• [What you should do]
From the listing below, return every line with the string "JSON" in it.

Exercise data: Begin

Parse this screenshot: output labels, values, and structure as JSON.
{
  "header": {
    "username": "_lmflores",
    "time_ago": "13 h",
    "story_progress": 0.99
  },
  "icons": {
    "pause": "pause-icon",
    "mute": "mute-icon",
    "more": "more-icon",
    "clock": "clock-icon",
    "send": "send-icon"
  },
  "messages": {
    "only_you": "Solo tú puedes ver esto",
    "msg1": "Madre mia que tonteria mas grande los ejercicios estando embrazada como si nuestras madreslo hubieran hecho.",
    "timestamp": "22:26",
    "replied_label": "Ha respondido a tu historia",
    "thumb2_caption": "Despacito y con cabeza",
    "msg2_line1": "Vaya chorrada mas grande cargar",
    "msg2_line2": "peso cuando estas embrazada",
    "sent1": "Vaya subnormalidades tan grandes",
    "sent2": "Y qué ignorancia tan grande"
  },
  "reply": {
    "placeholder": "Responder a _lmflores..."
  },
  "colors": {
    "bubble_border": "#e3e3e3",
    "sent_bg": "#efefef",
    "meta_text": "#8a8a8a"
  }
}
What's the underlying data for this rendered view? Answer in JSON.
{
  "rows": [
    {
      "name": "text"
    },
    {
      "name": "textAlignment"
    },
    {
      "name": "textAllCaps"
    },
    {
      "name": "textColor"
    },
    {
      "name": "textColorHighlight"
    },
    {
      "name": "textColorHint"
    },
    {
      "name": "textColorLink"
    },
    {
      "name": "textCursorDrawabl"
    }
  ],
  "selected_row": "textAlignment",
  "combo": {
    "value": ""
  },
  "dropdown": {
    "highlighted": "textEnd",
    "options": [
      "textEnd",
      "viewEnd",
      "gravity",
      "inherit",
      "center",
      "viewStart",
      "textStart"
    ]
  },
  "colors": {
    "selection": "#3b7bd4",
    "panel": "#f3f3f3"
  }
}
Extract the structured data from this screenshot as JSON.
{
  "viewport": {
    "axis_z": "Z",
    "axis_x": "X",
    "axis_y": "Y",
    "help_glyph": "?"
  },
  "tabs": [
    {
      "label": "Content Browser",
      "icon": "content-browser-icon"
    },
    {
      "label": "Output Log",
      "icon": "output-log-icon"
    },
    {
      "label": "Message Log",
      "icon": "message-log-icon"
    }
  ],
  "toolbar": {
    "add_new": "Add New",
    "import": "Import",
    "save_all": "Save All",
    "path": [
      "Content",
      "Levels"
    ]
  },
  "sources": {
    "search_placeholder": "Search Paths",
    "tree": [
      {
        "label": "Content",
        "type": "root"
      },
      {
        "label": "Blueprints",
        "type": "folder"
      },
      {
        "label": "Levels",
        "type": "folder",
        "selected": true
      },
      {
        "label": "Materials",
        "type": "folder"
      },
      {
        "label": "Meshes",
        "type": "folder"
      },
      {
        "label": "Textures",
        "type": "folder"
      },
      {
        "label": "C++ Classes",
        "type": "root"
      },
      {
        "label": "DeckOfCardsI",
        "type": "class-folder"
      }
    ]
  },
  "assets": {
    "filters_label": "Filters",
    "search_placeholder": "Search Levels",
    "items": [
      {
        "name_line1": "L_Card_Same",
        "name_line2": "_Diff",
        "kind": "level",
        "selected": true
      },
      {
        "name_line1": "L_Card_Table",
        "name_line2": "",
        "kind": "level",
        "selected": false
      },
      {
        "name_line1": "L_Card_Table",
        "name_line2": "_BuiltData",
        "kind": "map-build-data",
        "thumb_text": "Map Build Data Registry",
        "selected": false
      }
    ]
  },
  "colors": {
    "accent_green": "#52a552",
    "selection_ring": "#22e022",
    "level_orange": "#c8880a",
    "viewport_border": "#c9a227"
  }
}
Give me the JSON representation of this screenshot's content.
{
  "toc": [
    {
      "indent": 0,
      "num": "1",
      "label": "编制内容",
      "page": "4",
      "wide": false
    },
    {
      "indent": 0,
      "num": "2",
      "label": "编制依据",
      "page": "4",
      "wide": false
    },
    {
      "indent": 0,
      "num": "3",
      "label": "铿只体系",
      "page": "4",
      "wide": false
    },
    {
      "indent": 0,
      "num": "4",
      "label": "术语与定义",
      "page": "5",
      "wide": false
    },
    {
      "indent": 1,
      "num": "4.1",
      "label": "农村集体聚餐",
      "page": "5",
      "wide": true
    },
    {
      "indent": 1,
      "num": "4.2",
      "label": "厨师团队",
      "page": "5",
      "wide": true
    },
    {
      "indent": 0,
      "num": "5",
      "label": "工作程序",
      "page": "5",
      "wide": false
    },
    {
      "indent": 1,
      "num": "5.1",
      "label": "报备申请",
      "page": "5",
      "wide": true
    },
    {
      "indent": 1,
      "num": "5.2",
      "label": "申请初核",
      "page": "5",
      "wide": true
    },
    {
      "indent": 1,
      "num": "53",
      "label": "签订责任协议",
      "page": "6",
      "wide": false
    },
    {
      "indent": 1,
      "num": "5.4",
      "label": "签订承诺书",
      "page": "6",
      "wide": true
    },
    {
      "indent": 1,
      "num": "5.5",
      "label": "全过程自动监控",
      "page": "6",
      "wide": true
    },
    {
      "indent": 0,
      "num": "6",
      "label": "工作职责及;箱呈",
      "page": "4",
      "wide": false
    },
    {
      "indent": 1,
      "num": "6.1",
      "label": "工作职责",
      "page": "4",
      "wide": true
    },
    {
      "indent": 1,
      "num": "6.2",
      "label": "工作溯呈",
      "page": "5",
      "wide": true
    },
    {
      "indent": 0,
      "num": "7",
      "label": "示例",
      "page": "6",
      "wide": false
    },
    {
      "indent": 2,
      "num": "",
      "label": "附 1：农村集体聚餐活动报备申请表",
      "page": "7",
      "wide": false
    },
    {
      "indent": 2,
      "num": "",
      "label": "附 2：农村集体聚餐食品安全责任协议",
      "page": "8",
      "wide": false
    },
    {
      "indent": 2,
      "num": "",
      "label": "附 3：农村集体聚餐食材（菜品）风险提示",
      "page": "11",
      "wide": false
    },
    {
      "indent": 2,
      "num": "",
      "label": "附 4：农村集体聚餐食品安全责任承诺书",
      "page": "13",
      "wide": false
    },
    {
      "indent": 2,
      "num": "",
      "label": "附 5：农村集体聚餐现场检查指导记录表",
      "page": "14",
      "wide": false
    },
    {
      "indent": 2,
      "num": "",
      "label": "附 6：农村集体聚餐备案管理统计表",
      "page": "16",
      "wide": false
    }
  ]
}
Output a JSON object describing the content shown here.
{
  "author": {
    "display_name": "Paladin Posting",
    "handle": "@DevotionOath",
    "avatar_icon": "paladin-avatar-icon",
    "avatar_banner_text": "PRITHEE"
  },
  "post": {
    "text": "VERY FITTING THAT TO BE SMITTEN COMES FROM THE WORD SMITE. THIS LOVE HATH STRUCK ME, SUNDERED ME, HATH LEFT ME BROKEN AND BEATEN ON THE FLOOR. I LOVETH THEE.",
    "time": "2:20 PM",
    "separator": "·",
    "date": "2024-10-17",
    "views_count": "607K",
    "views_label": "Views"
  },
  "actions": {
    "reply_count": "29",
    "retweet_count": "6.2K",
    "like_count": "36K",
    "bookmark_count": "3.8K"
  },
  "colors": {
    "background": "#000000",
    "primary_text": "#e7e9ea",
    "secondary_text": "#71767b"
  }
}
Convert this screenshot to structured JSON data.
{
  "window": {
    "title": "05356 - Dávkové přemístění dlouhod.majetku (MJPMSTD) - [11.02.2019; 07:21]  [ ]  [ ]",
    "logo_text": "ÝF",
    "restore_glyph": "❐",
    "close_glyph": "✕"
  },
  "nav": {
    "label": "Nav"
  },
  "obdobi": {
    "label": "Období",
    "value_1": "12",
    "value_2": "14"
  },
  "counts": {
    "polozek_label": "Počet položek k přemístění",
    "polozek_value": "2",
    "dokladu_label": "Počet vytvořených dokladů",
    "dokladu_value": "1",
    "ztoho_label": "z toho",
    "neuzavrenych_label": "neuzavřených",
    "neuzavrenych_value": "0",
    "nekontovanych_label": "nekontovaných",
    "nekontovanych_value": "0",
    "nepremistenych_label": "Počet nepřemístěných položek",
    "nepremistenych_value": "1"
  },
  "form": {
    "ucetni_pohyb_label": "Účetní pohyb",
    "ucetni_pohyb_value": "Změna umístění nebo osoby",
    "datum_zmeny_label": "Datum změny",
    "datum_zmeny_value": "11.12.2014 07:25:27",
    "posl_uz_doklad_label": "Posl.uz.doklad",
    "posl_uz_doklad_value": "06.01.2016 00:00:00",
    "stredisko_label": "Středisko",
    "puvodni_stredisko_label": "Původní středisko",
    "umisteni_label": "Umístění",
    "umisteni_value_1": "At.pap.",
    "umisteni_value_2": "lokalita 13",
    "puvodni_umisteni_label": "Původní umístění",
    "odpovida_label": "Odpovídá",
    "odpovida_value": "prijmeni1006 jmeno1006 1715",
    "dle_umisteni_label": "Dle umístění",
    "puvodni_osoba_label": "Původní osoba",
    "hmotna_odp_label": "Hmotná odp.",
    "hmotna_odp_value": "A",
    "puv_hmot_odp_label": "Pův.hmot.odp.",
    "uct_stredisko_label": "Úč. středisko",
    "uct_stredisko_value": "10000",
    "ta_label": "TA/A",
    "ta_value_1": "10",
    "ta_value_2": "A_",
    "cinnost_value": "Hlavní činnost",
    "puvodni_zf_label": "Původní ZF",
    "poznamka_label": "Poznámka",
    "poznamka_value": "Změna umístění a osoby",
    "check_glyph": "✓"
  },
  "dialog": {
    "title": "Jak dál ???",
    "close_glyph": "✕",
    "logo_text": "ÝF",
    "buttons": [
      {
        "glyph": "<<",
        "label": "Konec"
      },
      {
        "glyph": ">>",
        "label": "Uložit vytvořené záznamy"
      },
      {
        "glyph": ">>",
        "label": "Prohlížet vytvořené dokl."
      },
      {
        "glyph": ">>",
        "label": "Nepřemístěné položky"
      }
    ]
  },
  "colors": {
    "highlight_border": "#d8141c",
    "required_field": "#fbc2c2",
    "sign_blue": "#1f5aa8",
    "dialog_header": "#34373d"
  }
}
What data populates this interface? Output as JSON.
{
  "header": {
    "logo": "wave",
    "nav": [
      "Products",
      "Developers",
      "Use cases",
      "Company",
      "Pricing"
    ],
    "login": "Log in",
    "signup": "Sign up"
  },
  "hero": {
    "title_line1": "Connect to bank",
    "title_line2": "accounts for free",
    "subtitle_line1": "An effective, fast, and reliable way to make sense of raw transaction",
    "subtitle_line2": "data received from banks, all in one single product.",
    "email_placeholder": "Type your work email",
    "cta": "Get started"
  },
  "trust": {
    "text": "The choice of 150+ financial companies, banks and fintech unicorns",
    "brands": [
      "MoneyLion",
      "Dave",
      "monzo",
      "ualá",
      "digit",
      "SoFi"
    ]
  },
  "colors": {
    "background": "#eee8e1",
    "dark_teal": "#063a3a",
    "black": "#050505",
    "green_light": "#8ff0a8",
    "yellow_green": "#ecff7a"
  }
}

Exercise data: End

• [Your response]
Parse this screenshot: output labels, values, and structure as JSON.
What's the underlying data for this rendered view? Answer in JSON.
Extract the structured data from this screenshot as JSON.
Give me the JSON representation of this screenshot's content.
Output a JSON object describing the content shown here.
Convert this screenshot to structured JSON data.
What data populates this interface? Output as JSON.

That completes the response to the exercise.